_Aim of the task_: Every line in the entries that holds "name" should be identified and copied.

Web page and app entries

_ _ _ _ _ _ _

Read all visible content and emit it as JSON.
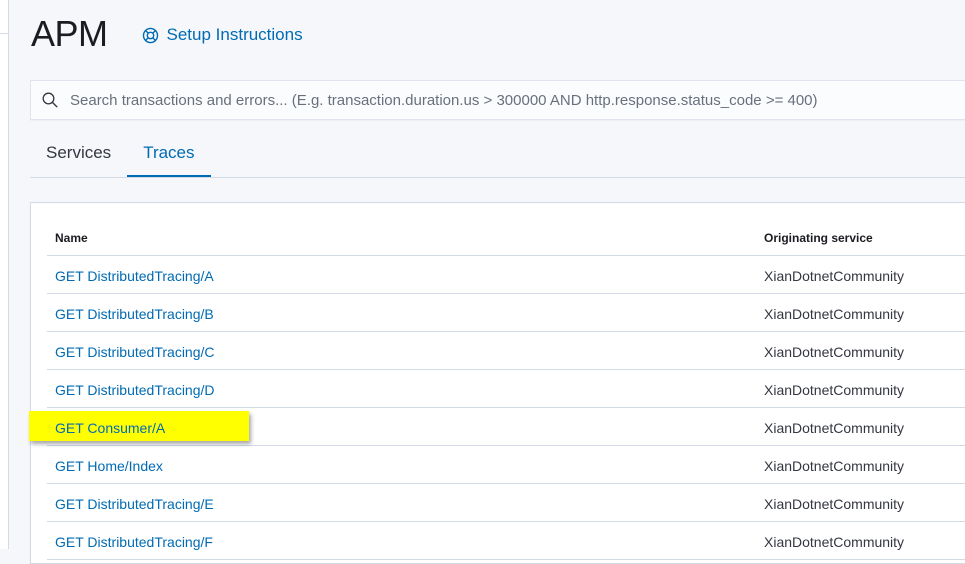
{
  "app": {
    "title": "APM",
    "setup_link": "Setup Instructions"
  },
  "search": {
    "placeholder": "Search transactions and errors... (E.g. transaction.duration.us > 300000 AND http.response.status_code >= 400)",
    "value": ""
  },
  "tabs": [
    {
      "label": "Services",
      "active": false
    },
    {
      "label": "Traces",
      "active": true
    }
  ],
  "table": {
    "headers": {
      "name": "Name",
      "service": "Originating service"
    },
    "rows": [
      {
        "name": "GET DistributedTracing/A",
        "service": "XianDotnetCommunity"
      },
      {
        "name": "GET DistributedTracing/B",
        "service": "XianDotnetCommunity"
      },
      {
        "name": "GET DistributedTracing/C",
        "service": "XianDotnetCommunity"
      },
      {
        "name": "GET DistributedTracing/D",
        "service": "XianDotnetCommunity"
      },
      {
        "name": "GET Consumer/A",
        "service": "XianDotnetCommunity",
        "highlighted": true
      },
      {
        "name": "GET Home/Index",
        "service": "XianDotnetCommunity"
      },
      {
        "name": "GET DistributedTracing/E",
        "service": "XianDotnetCommunity"
      },
      {
        "name": "GET DistributedTracing/F",
        "service": "XianDotnetCommunity"
      }
    ]
  },
  "colors": {
    "link": "#006bb4",
    "highlight": "#ffff00"
  },
  "icons": {
    "setup": "help-lifebuoy-icon",
    "search": "search-icon"
  }
}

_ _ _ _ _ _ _

_Exercise answer_:
      "name": "Name",
        "name": "GET DistributedTracing/A",
        "name": "GET DistributedTracing/B",
        "name": "GET DistributedTracing/C",
        "name": "GET DistributedTracing/D",
        "name": "GET Consumer/A",
        "name": "GET Home/Index",
        "name": "GET DistributedTracing/E",
        "name": "GET DistributedTracing/F",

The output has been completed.